In 2015, the Occupational Safety and Health Administration (OSHA) began mandating the reporting of serious work injuries that resulted in hospitalization, amputation, or the loss of an eye. 10,388 incidents were reported. OSHA is working with employers that report serious incidents to reduce future workplace injuries by identifying and removing potential hazards.

Most businesses went beyond OSHA’s recommendations in an attempt to protect their workforce from experiencing more severe injuries in the future. Some businesses did not, disrespecting their own workers safety.

OSHA is using the data gathered from required reporting to identify the industries in greatest need of better workplace safety and will adjust its resources to help those industries accordingly. OSHA has vowed to continue examining the reporting program to make changes geared towards improving overall effectiveness. OSHA has stated its also looking for ways to keep smaller business informed of reporting obligations and available resources.

OSHA’s reporting page has instructions for reporting serious injuries and the answers to frequently asked questions about mandatory reporting.

Perona, Langer, Beck and Harrison knows that serious injuries suffered on the job can be life changing. Our mission is to help injured workers through difficult times. If you’ve been injured at work, contact experienced workers compensation attorneys today at (800) 435-7542. We offer free consultations and never charge out-of-pocket expenses.

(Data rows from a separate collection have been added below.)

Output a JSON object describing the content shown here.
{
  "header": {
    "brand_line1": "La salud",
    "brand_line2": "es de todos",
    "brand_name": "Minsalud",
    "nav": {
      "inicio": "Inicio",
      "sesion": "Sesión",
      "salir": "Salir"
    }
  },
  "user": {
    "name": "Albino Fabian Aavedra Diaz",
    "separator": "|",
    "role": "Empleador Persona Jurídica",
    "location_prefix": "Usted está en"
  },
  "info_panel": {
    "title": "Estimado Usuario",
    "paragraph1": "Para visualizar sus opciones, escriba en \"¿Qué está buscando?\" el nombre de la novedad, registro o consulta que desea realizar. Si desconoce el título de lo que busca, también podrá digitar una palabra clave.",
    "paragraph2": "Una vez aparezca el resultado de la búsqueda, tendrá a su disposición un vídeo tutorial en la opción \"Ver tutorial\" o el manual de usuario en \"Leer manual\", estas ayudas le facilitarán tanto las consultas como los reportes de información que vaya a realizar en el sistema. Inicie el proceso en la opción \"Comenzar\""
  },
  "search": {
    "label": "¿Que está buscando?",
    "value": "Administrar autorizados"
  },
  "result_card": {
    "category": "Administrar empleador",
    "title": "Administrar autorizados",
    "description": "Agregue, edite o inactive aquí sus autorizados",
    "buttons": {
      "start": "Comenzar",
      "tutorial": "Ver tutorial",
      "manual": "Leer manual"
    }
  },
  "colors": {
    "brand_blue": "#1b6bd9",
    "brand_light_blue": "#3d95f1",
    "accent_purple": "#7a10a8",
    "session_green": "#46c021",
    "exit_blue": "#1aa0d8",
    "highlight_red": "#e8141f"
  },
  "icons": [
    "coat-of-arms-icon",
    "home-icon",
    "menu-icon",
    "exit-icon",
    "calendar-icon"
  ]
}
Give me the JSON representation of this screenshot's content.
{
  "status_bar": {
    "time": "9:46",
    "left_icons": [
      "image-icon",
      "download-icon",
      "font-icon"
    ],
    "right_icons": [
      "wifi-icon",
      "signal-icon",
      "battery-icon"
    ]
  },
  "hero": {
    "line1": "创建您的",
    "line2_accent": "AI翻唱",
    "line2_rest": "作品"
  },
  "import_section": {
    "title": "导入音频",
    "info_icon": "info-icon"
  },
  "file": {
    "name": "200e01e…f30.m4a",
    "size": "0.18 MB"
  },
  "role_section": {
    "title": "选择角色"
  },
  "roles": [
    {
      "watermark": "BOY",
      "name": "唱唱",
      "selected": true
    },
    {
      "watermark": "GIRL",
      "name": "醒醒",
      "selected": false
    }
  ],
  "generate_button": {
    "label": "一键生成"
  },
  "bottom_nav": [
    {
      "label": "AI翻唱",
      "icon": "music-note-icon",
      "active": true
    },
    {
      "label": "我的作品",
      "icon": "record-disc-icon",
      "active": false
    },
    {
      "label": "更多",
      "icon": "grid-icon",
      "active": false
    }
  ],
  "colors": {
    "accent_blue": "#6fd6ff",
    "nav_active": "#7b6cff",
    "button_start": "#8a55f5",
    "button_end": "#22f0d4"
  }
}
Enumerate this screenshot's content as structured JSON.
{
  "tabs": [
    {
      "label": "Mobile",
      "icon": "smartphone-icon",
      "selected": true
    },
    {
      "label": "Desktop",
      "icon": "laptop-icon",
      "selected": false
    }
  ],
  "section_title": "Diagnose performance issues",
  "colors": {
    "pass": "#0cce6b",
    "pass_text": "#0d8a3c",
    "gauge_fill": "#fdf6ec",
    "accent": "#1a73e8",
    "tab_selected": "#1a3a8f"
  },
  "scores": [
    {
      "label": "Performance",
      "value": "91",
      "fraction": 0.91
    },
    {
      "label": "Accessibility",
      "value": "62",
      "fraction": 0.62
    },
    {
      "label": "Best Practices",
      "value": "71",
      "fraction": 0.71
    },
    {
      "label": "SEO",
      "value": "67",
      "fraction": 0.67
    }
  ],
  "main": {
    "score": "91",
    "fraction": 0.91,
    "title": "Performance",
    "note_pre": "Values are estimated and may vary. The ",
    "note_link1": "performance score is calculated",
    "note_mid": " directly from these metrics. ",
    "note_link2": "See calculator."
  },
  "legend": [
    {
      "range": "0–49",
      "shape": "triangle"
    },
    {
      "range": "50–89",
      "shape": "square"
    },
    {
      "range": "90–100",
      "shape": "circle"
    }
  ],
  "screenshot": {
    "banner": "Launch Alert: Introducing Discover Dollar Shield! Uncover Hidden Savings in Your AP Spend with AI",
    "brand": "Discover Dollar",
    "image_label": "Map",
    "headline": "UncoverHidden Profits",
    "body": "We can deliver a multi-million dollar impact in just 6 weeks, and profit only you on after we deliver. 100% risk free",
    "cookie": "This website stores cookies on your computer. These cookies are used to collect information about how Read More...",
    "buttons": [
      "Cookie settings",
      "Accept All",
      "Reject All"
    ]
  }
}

For more information, visit our website at plbsm.com. We are here to help.